Pocklington School has a great history of successful students of whom we are very proud. They serve as an inspiration to all of us. But “success” is more than just achieving recognition, wealth or status – it’s about how we live, and how we treat others.
This year, the Lower School had a series of assemblies around the topic of “success”. In one, students learned a little about a truly remarkable and inspirational person, Thomas Barnardo, the founder of a children’s charity that continues to support society’s most vulnerable children.
In 1866, a 21 year-old Barnardo arrived in London to train as a doctor during a devastating outbreak of cholera which killed thousands in the overcrowded East End. The following year, he established a ‘Ragged School’ – a small mission school offering basic education for the most disadvantaged.
When one of the pupils, Jim Jarvis, took him on a tour of the East End slums, Barnardo was overwhelmed by what he saw, particularly the destitute children sleeping on roofs and in gutters. He immediately committed his life to establishing homes and schools for the safety and advancement of children in need.
Barnardo’s promise “never to turn a child away who is in genuine need” remains the charity’s philosophy today. We’ve all heard of Barnardo, but Jim Jarvis – the boy who inspired him – is less well known; perhaps another unsung hero.
In the spirit of Barnardo’s and Jim Jarvis’ achievement, we launched a new award this year for a Lower School student who had done something outstanding – something that would prompt people to say: “that’s remarkable!” Hence the award’s name, the ‘That’s Remarkable Award’ (TRA).
Lower School pupils were asked to nominate any peers who had done something, outside of the normal school routine, which stood out; an act or achievement that reflected the virtues and ethos of Pocklington School.
There were some truly inspiring nominees that reflect our school’s values of truth, the courage to act on your convictions, and our championing of individual strengths.
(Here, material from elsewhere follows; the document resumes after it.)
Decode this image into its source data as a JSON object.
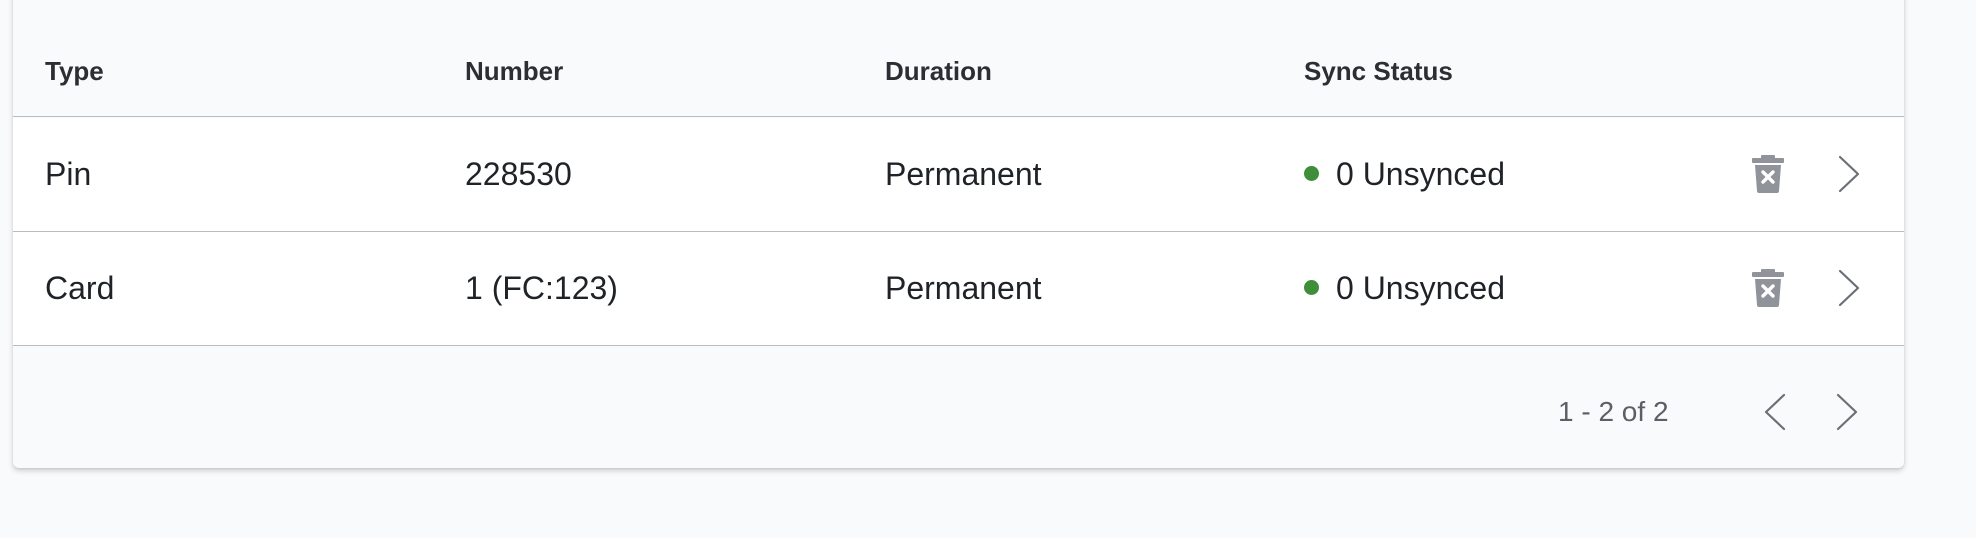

One student raised a huge amount for charities, another had performed in a West End Show. A wicket-keeper in a key cricket game had risked the ire of his teammates by confessing it was his hand, not the ball, which had knocked the bails off a stump, an admission that led to the ultimately victorious team’s star batsman staying on.
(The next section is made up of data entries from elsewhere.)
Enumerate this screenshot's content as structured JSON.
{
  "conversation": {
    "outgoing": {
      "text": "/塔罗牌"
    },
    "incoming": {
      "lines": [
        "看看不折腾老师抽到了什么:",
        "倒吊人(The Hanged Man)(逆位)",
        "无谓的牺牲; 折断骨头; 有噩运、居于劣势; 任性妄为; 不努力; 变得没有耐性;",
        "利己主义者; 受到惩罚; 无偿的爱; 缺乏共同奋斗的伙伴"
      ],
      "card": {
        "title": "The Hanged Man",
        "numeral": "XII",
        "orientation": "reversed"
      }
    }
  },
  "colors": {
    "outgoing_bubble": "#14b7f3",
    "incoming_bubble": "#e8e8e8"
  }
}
The winner of the TRA, Pocklington School first former Henry Kay, was recognised because when he invited 22 friends to his birthday football party, he asked them to donate to the Yorkshire Air Ambulance rather than bring presents. This decision, which raised a considerable amount of money, came after a close friend was saved by the YAA following a serious road traffic accident. Henry now plans to make the YAA football birthday party an annual event.
To be affected by an event is one thing but to have the kindness and determination to do something about it is something not enough of us think to do. Henry’s act is quite remarkable; an inspiration, and a fine example of one of life’s successes.